Meanwhile, IFDA members—mostly small and midsized companies—currently are most concerned with simply staying afloat financially in the face of all the lost business, says Jonathan Eisen, senior vice president of government relations for the organization, noting that the foodservice distribution industry estimates it will collectively lose about $24 billion over the next three months. What may not be helpful, he notes, is the payment model for the Family Medical Leave Act extension recently passed by Congress, which depends on tax credits as the reimbursement mechanism.
“If you don’t have any revenue, getting tax credits to offset wages for paid medical leave really doesn’t help,” he offers. “Our members need liquidity and they need it now,” Eisen stresses, noting distributors typically live on a 2% margin “on a good day.”
“Even though a large percentage of [customer locations] are closed, there are still hospitals, care facilities, nursing homes, prisons, the military, that still need to be serviced,” Eisen notes. “We’re not asking for handout or the government to give us loans [but only to] backstop loans and give us the ability to manage to get through this.”
To date, distributors have met the challenge as product needs for onsite dining programs that remain active are being accommodated with adjusted delivery schedules that reflect reduced volume needs, along with more emphasis on meal components that require less prep work at the unit level and on single-use, disposable servingware.
“Suppliers are being a little more judicious as to how product is being allocated out, but I haven’t heard about any particular supply issues” observes Phil Harty, senior vice president of operations in New England for Sodexo’s Higher Education unit.
One product area that experienced initial disruption was cleaning and sanitizing chemicals, but even these have mostly been rectified, Harty says. “There was an original run,” he notes, “but I know vendors now have plenty of stock.”

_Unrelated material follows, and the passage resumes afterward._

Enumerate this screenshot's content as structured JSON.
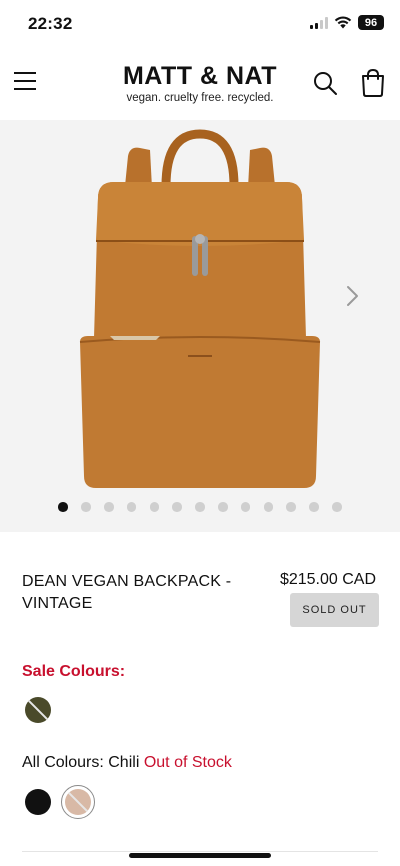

Currently, with education accounts ramping down significantly, supplies of these critical products are being prioritized for healthcare venues, he adds. “We want to be sure hospital and senior living get first priority to access them, but I really haven’t heard of a supply issue outside of the precautions that are being taken to ensure supply to those areas.”
Indeed, to ensure a steady supply of cleaning/sanitizing products, some rather out-of-the-box suppliers have jumped into the market.
In other areas, some produce items that are especially dependent on foreign sources might start seeing shortages, perhaps boosting local farmers, as over half of the fruit and about a third of the vegetables consumed in the U.S. come from other countries despite the growing prevalence of farmer’s markets and local sourcing/farm-to-table initiatives.
The shuttering of so many commercial and institutional accounts has also left some distributors with excess perishable product and few outlets. Some are donating the excess to food banks and community kitchens while others are approaching customers still in business, such as hospitals.
“We’ve heard that our main produce supplier’s sales are down about 70%, making it a struggle for them, and we are now their No. 1 buyer,” notes Robin Aufdenkamp, director of nutrition services for Intermountain Healthcare in Utah. “We’re trying to figure out how to keep them operating through all of this, so we’re [doing things like] making fruit baskets to give as gifts.”
As for other products imported in quantity from countries especially affected by coronavirus, supply disruptions could be major. For example, Italy, the country most impacted by the virus other than China, exports major specialty products such as olive oil, pasta and cheeses to the U.S.
One issue yet to be worked out is the pricing formulae that are built into high-volume distribution contracts large institutions typically receive from vendors. With radically smaller volume needs, some of those arrangements may have to be adjusted.